- Zinc can aid in reducing the severity and frequency of colds. It does so by binding to specific proteins in the endothelial layer of your nose; inhibiting the build up of mucus and bacteria.
- Zinc acts as a powerful anti-oxidant. Studies have shown that optimal levels of Zinc reduces oxidative stress markers such as Adhesion molecules, Cytokines, Interkeukin and alpha tumour necrosis factor (all of which are signs that inflammation is occurring in the body).
- It balances hormone levels. Zinc has been shown to increase serum testosterone levels in males by aiding the conversion of andotestosterone to testosterone. This can help with muscle growth and repair. Zinc also regulates progesterone and oestrogen which have an impact on a females menstruation cycle and fertility.
- Zinc assists in combating diabetes. Zinc can balance insulin levels by binding to it in the pancreas and slowly releasing it into the blood when your sugar levels rise.
- Zinc greatly helps with your gut health (in particular, with Leaky Gut). Studies have shown that optimal amounts of Zinc reduce intestinal permeability. This is especially useful for people who experience severe diarrhoea which may indicate they have a leaky gut (intestinal permeability).
- Zinc assists in the breakdown of proteins to amino acids and helps unlock the “energy” from carbohydrates. If you have low energy levels, it may indicate that you have sub-optimal Zinc levels.
- It supports liver health. Zinc assists in cell division and the repair of liver cells. This is extremely important as our liver is a work horse that functions by cleaning out all the toxins in our body.
Signs of Zinc deficiency
- Weight loss (possibly due to Leaky Gut) or weight gain (possibly due to hypothyroidism)
- Hair loss. Zinc is an important mineral in the production of T3 and T4 (thyroid hormones). Low Zinc levels can reduce T3/T4 levels, leading to hair loss.
- Constantly feeling under the weather/run-down. Experiencing colds and flues on a regular basis.
- Experiencing severe allergic reactions. Low Zinc (and Calcium and Magnesium) levels can result in higher levels of histamine in your body. This is a pro-inflammatory molecule that leads to the redness and swelling associated with hay-fever and other allergies.

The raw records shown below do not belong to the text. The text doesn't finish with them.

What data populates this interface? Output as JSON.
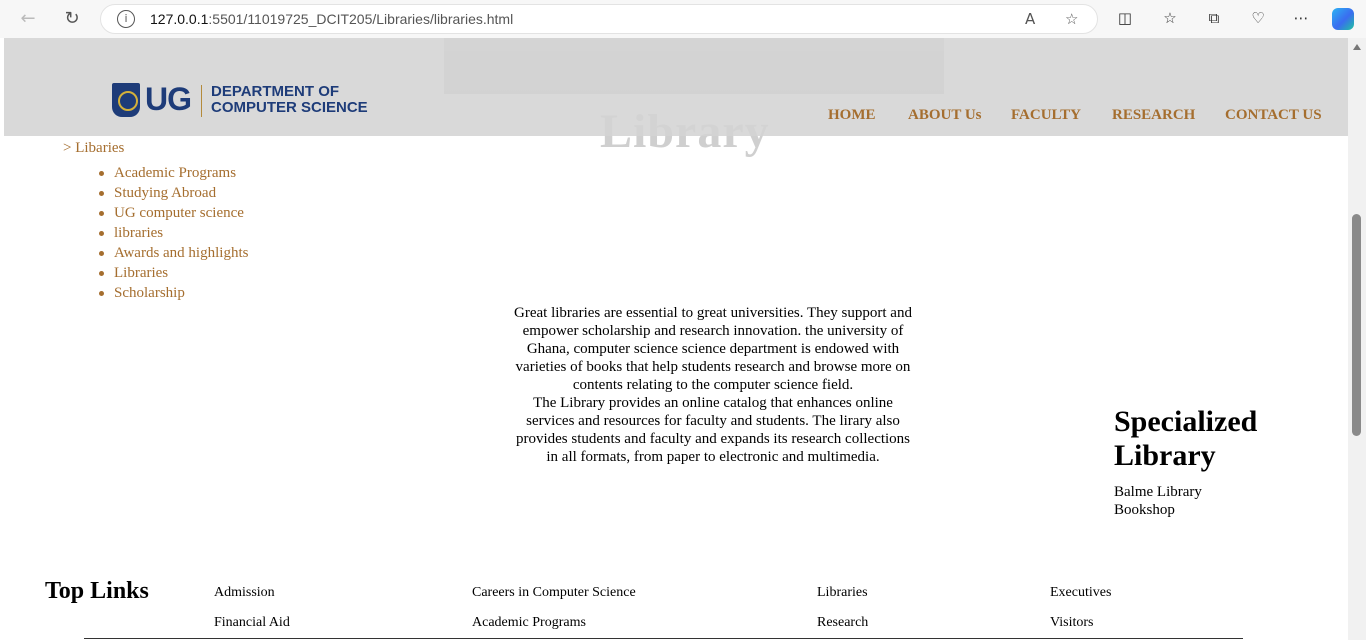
{
  "browser": {
    "url_host": "127.0.0.1",
    "url_path": ":5501/11019725_DCIT205/Libraries/libraries.html"
  },
  "header": {
    "logo_ug": "UG",
    "logo_dept_line1": "DEPARTMENT OF",
    "logo_dept_line2": "COMPUTER SCIENCE",
    "hero_title": "Library",
    "menu": [
      "HOME",
      "ABOUT Us",
      "FACULTY",
      "RESEARCH",
      "CONTACT US"
    ]
  },
  "sidebar": {
    "crumb": "> Libaries",
    "items": [
      "Academic Programs",
      "Studying Abroad",
      "UG computer science",
      "libraries",
      "Awards and highlights",
      "Libraries",
      "Scholarship"
    ]
  },
  "main": {
    "paragraph1": "Great libraries are essential to great universities. They support and empower scholarship and research innovation. the university of Ghana, computer science science department is endowed with varieties of books that help students research and browse more on contents relating to the computer science field.",
    "paragraph2": "The Library provides an online catalog that enhances online services and resources for faculty and students. The lirary also provides students and faculty and expands its research collections in all formats, from paper to electronic and multimedia."
  },
  "specialized": {
    "title": "Specialized Library",
    "items": [
      "Balme Library",
      "Bookshop"
    ]
  },
  "footer": {
    "title": "Top Links",
    "col1": [
      "Admission",
      "Financial Aid"
    ],
    "col2": [
      "Careers in Computer Science",
      "Academic Programs"
    ],
    "col3": [
      "Libraries",
      "Research"
    ],
    "col4": [
      "Executives",
      "Visitors"
    ]
  },
  "colors": {
    "accent": "#a56e2f",
    "brand_blue": "#1e3c79"
  }
}
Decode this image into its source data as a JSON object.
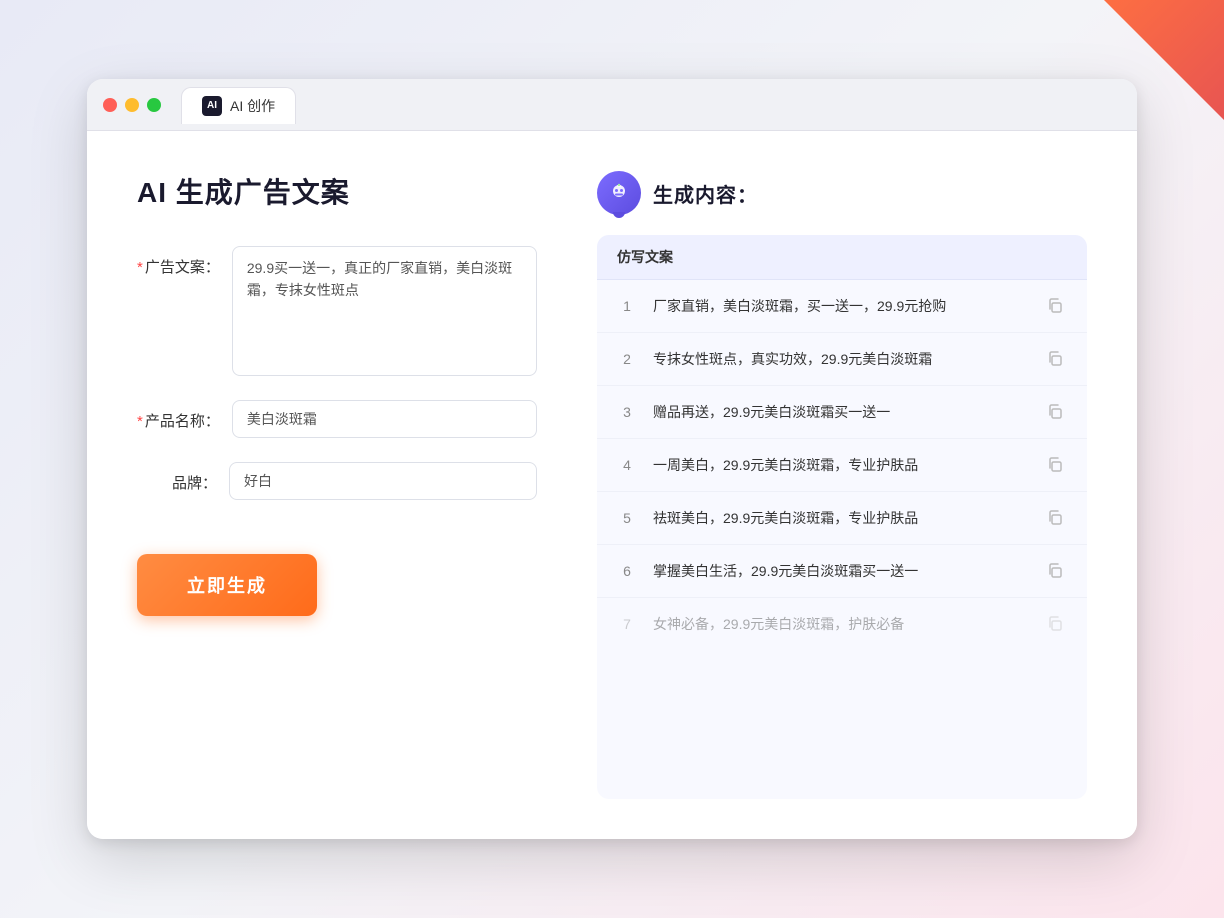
{
  "window": {
    "title": "AI 创作",
    "tab_label": "AI 创作"
  },
  "traffic_lights": {
    "red": "red",
    "yellow": "yellow",
    "green": "green"
  },
  "left_panel": {
    "title": "AI 生成广告文案",
    "form": {
      "ad_copy_label": "广告文案：",
      "ad_copy_required": "*",
      "ad_copy_value": "29.9买一送一，真正的厂家直销，美白淡斑霜，专抹女性斑点",
      "product_name_label": "产品名称：",
      "product_name_required": "*",
      "product_name_value": "美白淡斑霜",
      "brand_label": "品牌：",
      "brand_value": "好白"
    },
    "generate_button": "立即生成"
  },
  "right_panel": {
    "title": "生成内容：",
    "column_header": "仿写文案",
    "results": [
      {
        "num": "1",
        "text": "厂家直销，美白淡斑霜，买一送一，29.9元抢购"
      },
      {
        "num": "2",
        "text": "专抹女性斑点，真实功效，29.9元美白淡斑霜"
      },
      {
        "num": "3",
        "text": "赠品再送，29.9元美白淡斑霜买一送一"
      },
      {
        "num": "4",
        "text": "一周美白，29.9元美白淡斑霜，专业护肤品"
      },
      {
        "num": "5",
        "text": "祛斑美白，29.9元美白淡斑霜，专业护肤品"
      },
      {
        "num": "6",
        "text": "掌握美白生活，29.9元美白淡斑霜买一送一"
      },
      {
        "num": "7",
        "text": "女神必备，29.9元美白淡斑霜，护肤必备",
        "dimmed": true
      }
    ]
  }
}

Look for a Zinc supplement that is in the chelated form. Supplements such as Zinc gluconate, Zinc glycinate and Zinc citrate are great sources of Zinc due to their bio-availability (increased absorption ability). I am a big believer of taking a high quality multi-mineral/vitamin as the function of all minerals are interlinked (deficiencies in one mineral can cause deficiencies in others).
This is information that I have gathered from journal articles and my experience. Please seek advice from a holistic GP to determine what is best for your health.
Please contact Dr. Daniel Lombardo for more information or any questions about the benefits of Zinc supplementation.